The All Burma Federation of Student Unions (ABFSU) and its leader Min Ko Naing, a prisoner of conscience, have been awarded the Student Peace Prize for 2001. The Student Peace Prize Committee, based in Trondheim, Norway, announced its decision on Jan 25.

In a statement released shortly after the announcement of this year's winner, the committee commended the ABFSU and Min Ko Naing for their "courageous, enduring and non-violent struggle against one of the world’s most brutal regimes."

"The award supports the student movement as a whole," said Bo Kyi, a former executive committee member of the ABFSU who was also a personal aide of Min Ko Naing. "Min Ko Naing sacrificed himself for the students. I think he will hear this news in prison and it will lift his spirits."

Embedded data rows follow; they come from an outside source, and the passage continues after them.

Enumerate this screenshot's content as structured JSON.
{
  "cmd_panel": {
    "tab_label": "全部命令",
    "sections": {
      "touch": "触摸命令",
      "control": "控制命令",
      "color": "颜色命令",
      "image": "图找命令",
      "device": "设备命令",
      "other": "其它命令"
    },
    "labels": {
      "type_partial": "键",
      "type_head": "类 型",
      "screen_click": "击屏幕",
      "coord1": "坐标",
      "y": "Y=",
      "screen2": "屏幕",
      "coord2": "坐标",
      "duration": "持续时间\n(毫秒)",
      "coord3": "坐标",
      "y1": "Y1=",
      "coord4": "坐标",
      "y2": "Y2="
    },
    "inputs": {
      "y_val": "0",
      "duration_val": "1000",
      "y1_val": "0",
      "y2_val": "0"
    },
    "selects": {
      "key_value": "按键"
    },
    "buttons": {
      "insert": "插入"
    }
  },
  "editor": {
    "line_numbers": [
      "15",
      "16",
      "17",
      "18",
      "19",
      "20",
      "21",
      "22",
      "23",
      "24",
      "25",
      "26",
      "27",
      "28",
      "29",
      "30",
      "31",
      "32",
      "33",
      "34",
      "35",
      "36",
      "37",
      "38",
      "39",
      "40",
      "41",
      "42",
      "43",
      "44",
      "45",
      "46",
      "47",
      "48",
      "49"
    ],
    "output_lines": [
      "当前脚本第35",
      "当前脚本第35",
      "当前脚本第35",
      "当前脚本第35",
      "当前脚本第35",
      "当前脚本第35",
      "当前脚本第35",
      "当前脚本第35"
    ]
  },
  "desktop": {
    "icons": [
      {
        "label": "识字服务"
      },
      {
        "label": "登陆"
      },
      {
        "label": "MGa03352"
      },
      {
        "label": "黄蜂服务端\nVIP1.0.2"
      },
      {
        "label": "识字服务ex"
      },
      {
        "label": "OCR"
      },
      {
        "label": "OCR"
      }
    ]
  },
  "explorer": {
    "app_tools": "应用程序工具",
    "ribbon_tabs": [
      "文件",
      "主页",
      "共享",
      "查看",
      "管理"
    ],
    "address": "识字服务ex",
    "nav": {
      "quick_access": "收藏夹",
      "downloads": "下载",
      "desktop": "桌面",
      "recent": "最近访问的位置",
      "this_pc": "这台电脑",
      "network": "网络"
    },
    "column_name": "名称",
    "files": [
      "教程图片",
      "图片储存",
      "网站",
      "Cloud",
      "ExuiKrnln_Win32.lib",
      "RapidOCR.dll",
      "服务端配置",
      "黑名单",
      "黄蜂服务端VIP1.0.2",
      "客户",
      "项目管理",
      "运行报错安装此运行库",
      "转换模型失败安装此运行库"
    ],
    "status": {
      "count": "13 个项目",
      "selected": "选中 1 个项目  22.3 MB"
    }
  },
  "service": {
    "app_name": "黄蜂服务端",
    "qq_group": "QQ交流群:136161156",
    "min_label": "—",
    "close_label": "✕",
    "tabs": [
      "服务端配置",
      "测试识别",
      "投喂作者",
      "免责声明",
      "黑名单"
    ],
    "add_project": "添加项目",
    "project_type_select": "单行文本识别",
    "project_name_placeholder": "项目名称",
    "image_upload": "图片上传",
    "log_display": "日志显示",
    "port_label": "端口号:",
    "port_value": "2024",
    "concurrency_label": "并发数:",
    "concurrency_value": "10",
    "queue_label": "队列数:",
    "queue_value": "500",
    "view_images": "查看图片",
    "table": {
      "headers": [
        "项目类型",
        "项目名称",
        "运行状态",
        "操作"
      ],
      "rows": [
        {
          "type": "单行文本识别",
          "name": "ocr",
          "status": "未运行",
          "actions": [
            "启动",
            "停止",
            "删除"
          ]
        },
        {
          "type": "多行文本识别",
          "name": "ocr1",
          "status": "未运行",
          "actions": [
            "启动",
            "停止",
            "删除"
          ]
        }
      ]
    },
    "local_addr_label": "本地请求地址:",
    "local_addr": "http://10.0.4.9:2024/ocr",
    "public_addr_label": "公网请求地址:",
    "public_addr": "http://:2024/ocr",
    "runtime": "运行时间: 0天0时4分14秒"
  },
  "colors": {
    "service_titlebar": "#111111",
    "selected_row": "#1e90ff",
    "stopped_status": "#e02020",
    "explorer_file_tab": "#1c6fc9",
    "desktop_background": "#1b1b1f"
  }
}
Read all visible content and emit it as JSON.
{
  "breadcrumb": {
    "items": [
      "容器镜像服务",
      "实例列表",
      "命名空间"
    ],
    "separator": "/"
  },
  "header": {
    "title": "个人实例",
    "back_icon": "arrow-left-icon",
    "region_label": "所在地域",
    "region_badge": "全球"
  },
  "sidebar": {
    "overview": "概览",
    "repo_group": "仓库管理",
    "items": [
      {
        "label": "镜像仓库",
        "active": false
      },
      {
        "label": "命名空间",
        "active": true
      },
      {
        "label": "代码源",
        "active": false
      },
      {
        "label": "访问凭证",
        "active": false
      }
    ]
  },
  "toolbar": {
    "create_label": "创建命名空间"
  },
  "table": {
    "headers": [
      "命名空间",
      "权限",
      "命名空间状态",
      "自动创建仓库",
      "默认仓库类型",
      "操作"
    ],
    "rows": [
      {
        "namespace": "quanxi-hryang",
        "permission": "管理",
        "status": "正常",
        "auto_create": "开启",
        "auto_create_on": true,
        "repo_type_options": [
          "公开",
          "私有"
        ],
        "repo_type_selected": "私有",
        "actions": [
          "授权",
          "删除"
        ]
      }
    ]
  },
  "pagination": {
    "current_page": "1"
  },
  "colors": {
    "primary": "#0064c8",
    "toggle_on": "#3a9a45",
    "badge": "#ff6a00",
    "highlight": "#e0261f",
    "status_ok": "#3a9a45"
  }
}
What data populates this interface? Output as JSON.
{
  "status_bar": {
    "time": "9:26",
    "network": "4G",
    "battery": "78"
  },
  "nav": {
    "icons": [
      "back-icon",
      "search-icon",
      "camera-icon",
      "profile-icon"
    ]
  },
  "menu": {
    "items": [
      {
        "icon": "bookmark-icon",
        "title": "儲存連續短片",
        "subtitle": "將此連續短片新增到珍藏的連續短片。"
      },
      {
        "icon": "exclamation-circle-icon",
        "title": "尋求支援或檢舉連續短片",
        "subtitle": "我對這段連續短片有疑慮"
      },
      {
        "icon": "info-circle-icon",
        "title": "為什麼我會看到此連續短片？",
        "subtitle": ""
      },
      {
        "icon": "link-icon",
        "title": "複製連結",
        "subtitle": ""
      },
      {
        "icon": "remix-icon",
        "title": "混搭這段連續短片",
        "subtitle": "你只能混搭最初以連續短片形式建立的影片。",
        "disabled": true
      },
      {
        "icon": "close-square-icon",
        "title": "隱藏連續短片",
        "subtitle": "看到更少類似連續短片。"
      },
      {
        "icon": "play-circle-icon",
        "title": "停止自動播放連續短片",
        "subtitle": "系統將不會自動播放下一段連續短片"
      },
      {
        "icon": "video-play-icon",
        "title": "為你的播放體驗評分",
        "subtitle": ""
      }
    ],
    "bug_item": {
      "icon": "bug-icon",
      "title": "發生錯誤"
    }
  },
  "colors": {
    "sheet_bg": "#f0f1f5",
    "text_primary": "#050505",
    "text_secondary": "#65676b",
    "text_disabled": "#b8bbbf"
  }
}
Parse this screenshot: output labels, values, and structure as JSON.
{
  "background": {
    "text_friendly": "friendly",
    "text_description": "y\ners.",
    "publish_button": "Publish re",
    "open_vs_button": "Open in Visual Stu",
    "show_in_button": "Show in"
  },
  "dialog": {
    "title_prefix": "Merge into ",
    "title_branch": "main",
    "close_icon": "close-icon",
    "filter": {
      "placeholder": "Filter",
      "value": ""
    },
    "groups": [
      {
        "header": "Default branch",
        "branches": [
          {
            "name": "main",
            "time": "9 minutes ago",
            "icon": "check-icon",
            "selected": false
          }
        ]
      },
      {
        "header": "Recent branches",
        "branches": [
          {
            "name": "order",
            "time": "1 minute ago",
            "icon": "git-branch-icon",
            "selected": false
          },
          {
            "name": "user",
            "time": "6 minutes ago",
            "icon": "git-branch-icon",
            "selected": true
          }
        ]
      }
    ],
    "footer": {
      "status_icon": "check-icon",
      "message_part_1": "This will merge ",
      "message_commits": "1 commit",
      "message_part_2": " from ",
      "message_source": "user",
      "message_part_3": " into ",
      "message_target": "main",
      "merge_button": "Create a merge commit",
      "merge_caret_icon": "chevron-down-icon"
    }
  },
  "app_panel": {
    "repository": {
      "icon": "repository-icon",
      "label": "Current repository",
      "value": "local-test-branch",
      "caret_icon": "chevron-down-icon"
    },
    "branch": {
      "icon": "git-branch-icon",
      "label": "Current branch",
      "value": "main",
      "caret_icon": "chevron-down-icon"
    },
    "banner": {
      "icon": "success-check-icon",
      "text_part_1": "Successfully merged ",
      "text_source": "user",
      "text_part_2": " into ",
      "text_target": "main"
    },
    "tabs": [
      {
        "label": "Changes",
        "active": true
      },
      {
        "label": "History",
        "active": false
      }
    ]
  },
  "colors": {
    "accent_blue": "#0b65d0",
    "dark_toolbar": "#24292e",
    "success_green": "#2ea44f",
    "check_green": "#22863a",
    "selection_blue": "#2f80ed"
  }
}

Arrested on March 24, 1989 for his leading role in the 1988 pro-democracy uprising, Min Ko Naing is presently being held at Sittwe prison, more than 1,000 km northwest of Rangoon. He is one of an estimated 1,700 political prisoners currently being held in Burmese prisons.

The ABFSU, originally founded as a student organization advocating independence from Britain, has played a leading role in modern Burmese political history. Banned after military rule was imposed in 1962, the ABFSU reemerged in 1988 under the leadership of Paw Oo Tun, a charismatic third-year student at Rangoon University who later became known as Min Ko Naing, or "Conqueror of Kings".

The recipient of the Student Peace Prize is selected by a committee of student representatives, researchers, and other peace and human rights experts. Awarded biannually, the prize highlights the contributions of students in the struggle for peace, democracy and human rights and is intended to inspire idealism among students. The prize, which includes an award of 50,000 Norwegian Kroner (more than US$5,500), will be presented during the International Student Festival in Trondheim on March 8.

In 1999, the recipient of the first Student Peace Prize was East Timorese student leader Antero Benedito da Silva, who was recognized for his campaign to achieve an independent and democratic East Timor.

In 1999, Min Ko Naing was named co-winner of the John Humphrey Freedom Award, together with Dr. Cynthia Maung, an activist physician who has served refugees along the Thai-Burma border for more than a decade.

From Irrawaddy Magazine